There are many perks to renting an apartment rather than owning a home: no yard work, no property taxes, and someone else to handle (and pay for!) maintenance work. You won’t need to worry about insuring the property, since the apartment complex already has a policy in place.
You'll still need to have a plan for if an accident or natural disaster causes damage to your personal possessions. For example, a water leak could not only damage your apartment flooring (which your landlord is responsible for), but ruin your furniture or stereo system. You'd be on the hook for the cost of replacing those personal items.
That’s where a renter’s insurance policy comes to the rescue!
What is renter’s insurance?
Renter’s insurance is a protection policy for people who do not own the property they live in but do have personal belongings within the space they rent. In the case of damage to your items, the insurance company will pay towards your loss, up to agreed-upon amounts.

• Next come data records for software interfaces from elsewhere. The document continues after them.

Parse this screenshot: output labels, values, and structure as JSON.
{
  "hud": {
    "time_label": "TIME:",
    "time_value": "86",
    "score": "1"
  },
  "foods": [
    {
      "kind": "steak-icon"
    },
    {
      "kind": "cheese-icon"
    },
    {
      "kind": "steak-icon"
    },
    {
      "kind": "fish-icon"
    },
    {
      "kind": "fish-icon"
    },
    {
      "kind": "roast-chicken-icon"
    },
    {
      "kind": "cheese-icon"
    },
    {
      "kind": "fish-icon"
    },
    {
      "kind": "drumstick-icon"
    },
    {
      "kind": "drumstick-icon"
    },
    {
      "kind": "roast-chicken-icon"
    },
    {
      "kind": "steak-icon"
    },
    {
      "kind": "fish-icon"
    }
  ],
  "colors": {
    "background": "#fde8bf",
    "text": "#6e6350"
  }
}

You pay a monthly premium to keep the policy enacted, and are often responsible for a deductible amount that must be paid before the insurance policy reimburses you.
What does it cover?
While policies details differ from carrier to carrier, a typical renter’s insurance will cover:
- Property damage—if your belongings are damaged or destroyed, your policy will replace them (up to a certain value amount).
- Liability insurance—If property accidentally gets damaged or a guest is injured while visiting your apartment, liability insurance can help cover the costs.
- Displacement – If you have to leave your apartment in the aftermath of a disaster, this coverage can help you pay for hotel fees.
- Theft—Even those living in an apartment with security precautions such as alarm systems, having coverage in case items are stolen can give you additional peace of mind.
Typically these policies will cover damage caused by vandalism, theft, fire, smoke, and water (though flood or earthquake protection often require an additional policy).
Is renter’s insurance right for me?
Some level of renter’s insurance may be required by your landlord and will be a part of your lease. Either way, it can be a wise investment—especially if you’ve invested money into your own furniture, or if you have electronic equipment, jewelry, nice clothing, or other items of value that would be a financial blow to lose.
Renter’s insurance tends to be pretty affordable (less expensive than home insurance), so its benefits often outweigh its monthly cost.